2. 49 U.S.C. § 14501(c)(1) and (2) read in their entirety as follows:(c) Motor carriers of property—(1) General rule.—Except as provided in paragraphs (2) and (3) a State, political subdivision of a State, or political authority of 2 or more States may not enact or enforce a law, regulation, or other provision having the force and effect of law related to a price, route, or service of any motor carrier (other than a carrier affiliated with a direct air carrier covered by section 41713(b)(4)) or any motor private carrier, broker, or freight forwarder with respect to the transportation of property.(2) Matters not covered.—Paragraph (1)—(A) shall not restrict the safety regulatory authority of a State with respect to motor vehicles, the authority of a State to impose highway route controls or limitations based on the size or weight of the motor vehicle or the hazardous nature of the cargo, or the authority of a State to regulate motor carriers with regard to minimum amounts of financial responsibility relating to insurance requirements and self-insurance authorizations.(B) does not apply to the intrastate transportation of household goods; and(C) does not apply to the authority of a State or a political subdivision of a State to enact or enforce a law, regulation, or other provision relating to the price of for-hire motor vehicle transportation by a tow truck, if such transportation is performed without the prior consent or authorization of the owner or operator of the motor vehicle.

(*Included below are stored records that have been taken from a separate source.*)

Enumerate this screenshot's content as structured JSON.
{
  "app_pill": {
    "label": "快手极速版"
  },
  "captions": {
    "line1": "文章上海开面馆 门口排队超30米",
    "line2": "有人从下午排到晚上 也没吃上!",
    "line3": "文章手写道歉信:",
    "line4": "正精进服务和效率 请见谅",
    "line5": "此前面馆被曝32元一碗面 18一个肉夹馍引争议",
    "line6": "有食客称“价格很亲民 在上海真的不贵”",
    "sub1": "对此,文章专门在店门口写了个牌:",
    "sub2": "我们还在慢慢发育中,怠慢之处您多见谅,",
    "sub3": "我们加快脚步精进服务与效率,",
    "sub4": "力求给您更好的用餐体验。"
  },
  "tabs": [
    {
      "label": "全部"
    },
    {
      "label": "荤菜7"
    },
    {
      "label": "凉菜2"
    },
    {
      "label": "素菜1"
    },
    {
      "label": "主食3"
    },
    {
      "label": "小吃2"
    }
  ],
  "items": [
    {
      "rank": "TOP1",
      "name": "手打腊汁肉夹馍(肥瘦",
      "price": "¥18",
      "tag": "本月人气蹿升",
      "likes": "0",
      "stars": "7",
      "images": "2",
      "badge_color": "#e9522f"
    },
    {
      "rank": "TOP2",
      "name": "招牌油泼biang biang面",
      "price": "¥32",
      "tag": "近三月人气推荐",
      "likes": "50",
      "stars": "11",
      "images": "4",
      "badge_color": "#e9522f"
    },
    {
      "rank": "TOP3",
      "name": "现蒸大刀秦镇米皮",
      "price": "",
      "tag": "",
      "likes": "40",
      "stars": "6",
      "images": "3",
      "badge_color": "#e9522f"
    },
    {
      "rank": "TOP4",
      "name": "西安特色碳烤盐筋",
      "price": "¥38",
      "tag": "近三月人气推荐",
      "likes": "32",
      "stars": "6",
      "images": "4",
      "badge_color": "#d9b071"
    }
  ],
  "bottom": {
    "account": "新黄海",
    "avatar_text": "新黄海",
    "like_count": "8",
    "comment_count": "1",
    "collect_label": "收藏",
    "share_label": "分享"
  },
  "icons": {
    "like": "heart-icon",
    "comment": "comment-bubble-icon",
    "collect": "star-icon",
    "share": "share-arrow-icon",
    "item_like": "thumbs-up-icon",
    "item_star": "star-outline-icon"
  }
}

3. The plaintiffs also bring a claim under another provision of the Interstate Commerce Commission Termination Act, 49 U.S.C. § 10501, which governs rail transportation. Specifically, it confers on the Surface Transportation Board exclusive federal jurisdiction over “transportation by rail carriers, and the remedies provided in this part with respect to rates, classifications, rules (including car service, interchange, and other operating rules), practices, routes, services, and facilities of such carriers․” § 10501(1). Overlooking the fact that this provision applies to rail transportation and the plaintiffs in this case are motor carriers, the State's refusal to open the ramps is once again protected by the market participation doctrine. Much like § 14501(c), § 10501 is a deregulatory provision that is not implicated by the State's refusal to open the ramps, which is part of a contract dispute with a private bridge company. See Elam v. Kansas City S. Ry. Co., 635 F.3d 796, 804 (5th Cir.2011).
MERRITT, Circuit Judge.